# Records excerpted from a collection
■ ■ ■ ■ ■

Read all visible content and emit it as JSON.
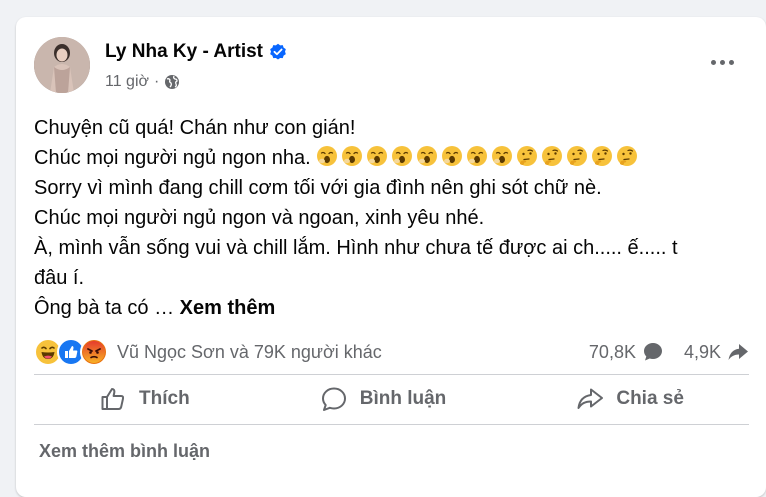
{
  "post": {
    "author": "Ly Nha Ky - Artist",
    "time": "11 giờ",
    "separator": "·",
    "lines": [
      "Chuyện cũ quá! Chán như con gián!",
      "Chúc mọi người ngủ ngon nha.",
      "Sorry vì mình đang chill cơm tối với gia đình nên ghi sót chữ nè.",
      "Chúc mọi người ngủ ngon và ngoan, xinh yêu nhé.",
      "À, mình vẫn sống vui và chill lắm. Hình như chưa tế được ai ch..... ế..... t",
      "đâu í.",
      "Ông bà ta có …"
    ],
    "emoji_line_icons": [
      "yawning-face",
      "yawning-face",
      "yawning-face",
      "yawning-face",
      "yawning-face",
      "yawning-face",
      "yawning-face",
      "yawning-face",
      "thinking-face",
      "thinking-face",
      "thinking-face",
      "thinking-face",
      "thinking-face"
    ],
    "see_more": "Xem thêm"
  },
  "reactions": {
    "icons": [
      "haha-icon",
      "like-icon",
      "angry-icon"
    ],
    "names": "Vũ Ngọc Sơn và 79K người khác",
    "comments": "70,8K",
    "shares": "4,9K"
  },
  "actions": {
    "like": "Thích",
    "comment": "Bình luận",
    "share": "Chia sẻ"
  },
  "view_more_comments": "Xem thêm bình luận",
  "colors": {
    "verified": "#0866ff",
    "like_blue": "#1877f2",
    "secondary_text": "#65676b",
    "emoji_yellow": "#f7c23b"
  }
}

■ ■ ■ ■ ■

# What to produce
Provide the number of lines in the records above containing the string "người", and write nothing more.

# Answer space
3